(Excerpts from an interface dataset)
::::::
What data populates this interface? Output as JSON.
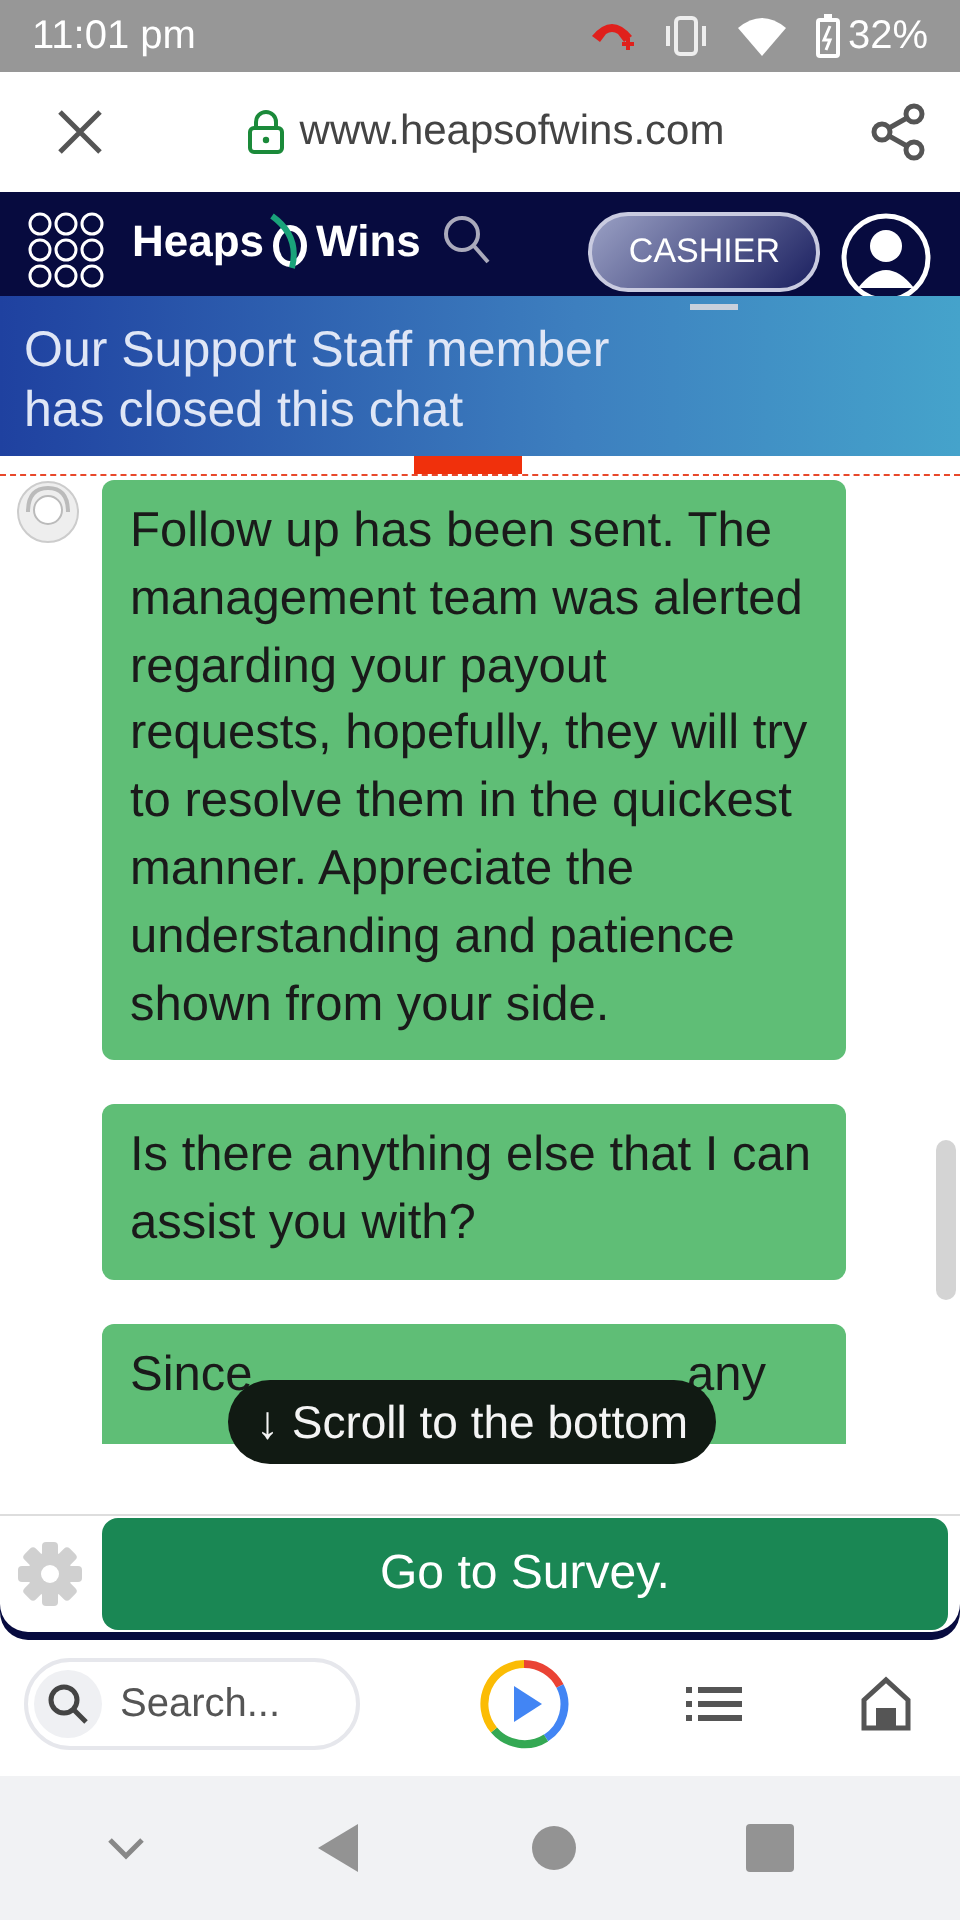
{
  "status_bar": {
    "time": "11:01 pm",
    "battery": "32%"
  },
  "browser_bar": {
    "url": "www.heapsofwins.com"
  },
  "site_header": {
    "logo_left": "Heaps",
    "logo_right": "Wins",
    "cashier": "CASHIER"
  },
  "chat_banner": {
    "text": "Our Support Staff member has closed this chat"
  },
  "messages": [
    {
      "kind": "full",
      "text": "Follow up has been sent. The management team was alerted regarding your payout requests, hopefully, they will try to resolve them in the quickest manner. Appreciate the understanding and patience shown from your side.",
      "avatar": true
    },
    {
      "kind": "full",
      "text": "Is there anything else that I can assist you with?",
      "avatar": false
    },
    {
      "kind": "partial",
      "parts": [
        "Since",
        "any"
      ],
      "avatar": false
    }
  ],
  "scroll_pill": {
    "text": "↓ Scroll to the bottom"
  },
  "survey_button": "Go to Survey.",
  "bottom_bar": {
    "search_placeholder": "Search..."
  }
}
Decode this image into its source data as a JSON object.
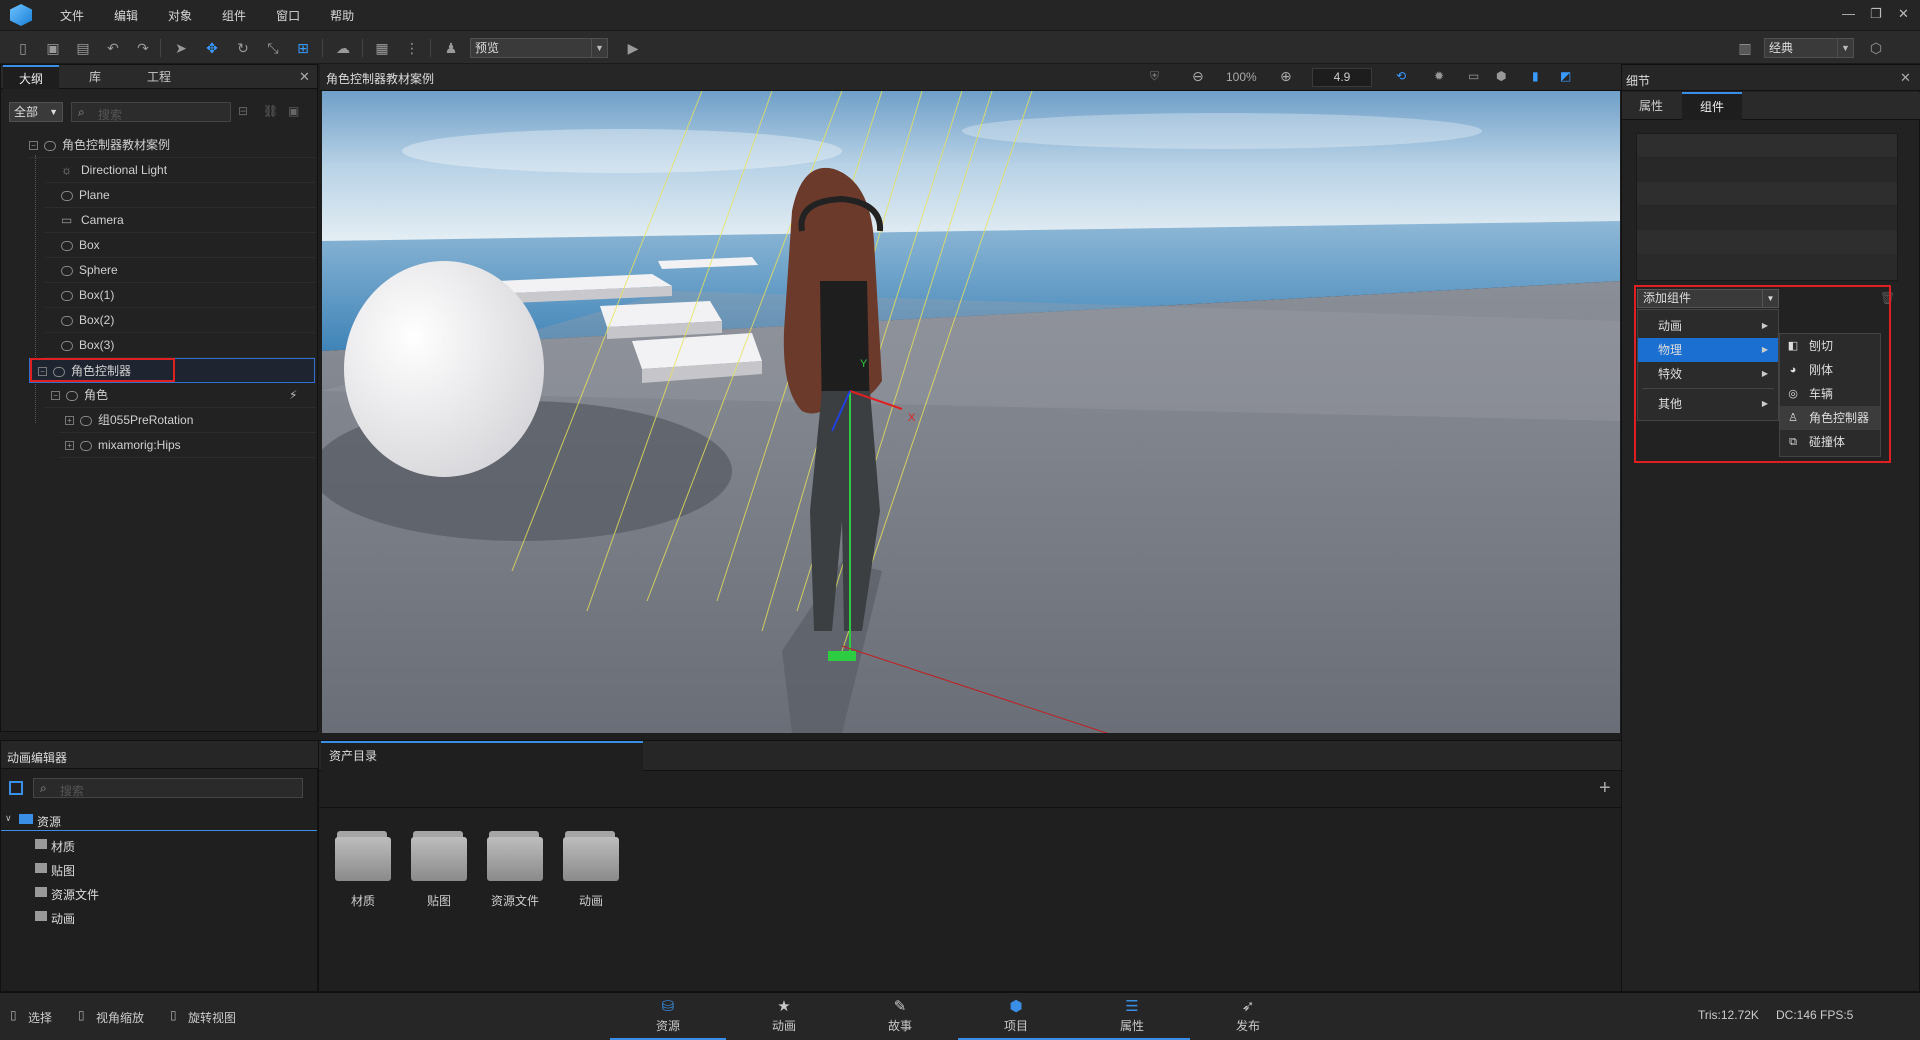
{
  "menubar": {
    "items": [
      "文件",
      "编辑",
      "对象",
      "组件",
      "窗口",
      "帮助"
    ]
  },
  "toolbar": {
    "mode_select": "预览",
    "layout_select": "经典"
  },
  "outline": {
    "tabs": [
      "大纲",
      "库",
      "工程"
    ],
    "filter": "全部",
    "search_placeholder": "搜索",
    "root": "角色控制器教材案例",
    "items": [
      "Directional Light",
      "Plane",
      "Camera",
      "Box",
      "Sphere",
      "Box(1)",
      "Box(2)",
      "Box(3)",
      "角色控制器",
      "角色",
      "组055PreRotation",
      "mixamorig:Hips"
    ]
  },
  "viewport": {
    "title": "角色控制器教材案例",
    "zoom": "100%",
    "speed": "4.9",
    "axis_x": "X",
    "axis_y": "Y"
  },
  "details": {
    "title": "细节",
    "tabs": [
      "属性",
      "组件"
    ],
    "add_component": "添加组件",
    "categories": [
      "动画",
      "物理",
      "特效",
      "其他"
    ],
    "submenu": [
      "刨切",
      "刚体",
      "车辆",
      "角色控制器",
      "碰撞体"
    ],
    "highlight_color": "#1a6fd0",
    "annotation_color": "#e02020"
  },
  "anim_panel": {
    "title": "动画编辑器",
    "search_placeholder": "搜索",
    "tree_root": "资源",
    "tree_items": [
      "材质",
      "贴图",
      "资源文件",
      "动画"
    ]
  },
  "assets": {
    "tab": "资产目录",
    "folders": [
      "材质",
      "贴图",
      "资源文件",
      "动画"
    ]
  },
  "statusbar": {
    "tools": [
      "选择",
      "视角缩放",
      "旋转视图"
    ],
    "nav": [
      "资源",
      "动画",
      "故事",
      "项目",
      "属性",
      "发布"
    ],
    "stats": {
      "tris": "Tris:12.72K",
      "dc": "DC:146",
      "fps": "FPS:5"
    }
  }
}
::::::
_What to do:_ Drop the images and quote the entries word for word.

_Answer to the problem:_
What data populates this interface? Output as JSON.
{
  "status_bar": {
    "time": "11:01 pm",
    "battery": "32%"
  },
  "browser_bar": {
    "url": "www.heapsofwins.com"
  },
  "site_header": {
    "logo_left": "Heaps",
    "logo_right": "Wins",
    "cashier": "CASHIER"
  },
  "chat_banner": {
    "text": "Our Support Staff member has closed this chat"
  },
  "messages": [
    {
      "kind": "full",
      "text": "Follow up has been sent. The management team was alerted regarding your payout requests, hopefully, they will try to resolve them in the quickest manner. Appreciate the understanding and patience shown from your side.",
      "avatar": true
    },
    {
      "kind": "full",
      "text": "Is there anything else that I can assist you with?",
      "avatar": false
    },
    {
      "kind": "partial",
      "parts": [
        "Since",
        "any"
      ],
      "avatar": false
    }
  ],
  "scroll_pill": {
    "text": "↓ Scroll to the bottom"
  },
  "survey_button": "Go to Survey.",
  "bottom_bar": {
    "search_placeholder": "Search..."
  }
}
Decode this image into its source data as a JSON object.
{
  "menubar": {
    "items": [
      "文件",
      "编辑",
      "对象",
      "组件",
      "窗口",
      "帮助"
    ]
  },
  "toolbar": {
    "mode_select": "预览",
    "layout_select": "经典"
  },
  "outline": {
    "tabs": [
      "大纲",
      "库",
      "工程"
    ],
    "filter": "全部",
    "search_placeholder": "搜索",
    "root": "角色控制器教材案例",
    "items": [
      "Directional Light",
      "Plane",
      "Camera",
      "Box",
      "Sphere",
      "Box(1)",
      "Box(2)",
      "Box(3)",
      "角色控制器",
      "角色",
      "组055PreRotation",
      "mixamorig:Hips"
    ]
  },
  "viewport": {
    "title": "角色控制器教材案例",
    "zoom": "100%",
    "speed": "4.9",
    "axis_x": "X",
    "axis_y": "Y"
  },
  "details": {
    "title": "细节",
    "tabs": [
      "属性",
      "组件"
    ],
    "add_component": "添加组件",
    "categories": [
      "动画",
      "物理",
      "特效",
      "其他"
    ],
    "submenu": [
      "刨切",
      "刚体",
      "车辆",
      "角色控制器",
      "碰撞体"
    ],
    "highlight_color": "#1a6fd0",
    "annotation_color": "#e02020"
  },
  "anim_panel": {
    "title": "动画编辑器",
    "search_placeholder": "搜索",
    "tree_root": "资源",
    "tree_items": [
      "材质",
      "贴图",
      "资源文件",
      "动画"
    ]
  },
  "assets": {
    "tab": "资产目录",
    "folders": [
      "材质",
      "贴图",
      "资源文件",
      "动画"
    ]
  },
  "statusbar": {
    "tools": [
      "选择",
      "视角缩放",
      "旋转视图"
    ],
    "nav": [
      "资源",
      "动画",
      "故事",
      "项目",
      "属性",
      "发布"
    ],
    "stats": {
      "tris": "Tris:12.72K",
      "dc": "DC:146",
      "fps": "FPS:5"
    }
  }
}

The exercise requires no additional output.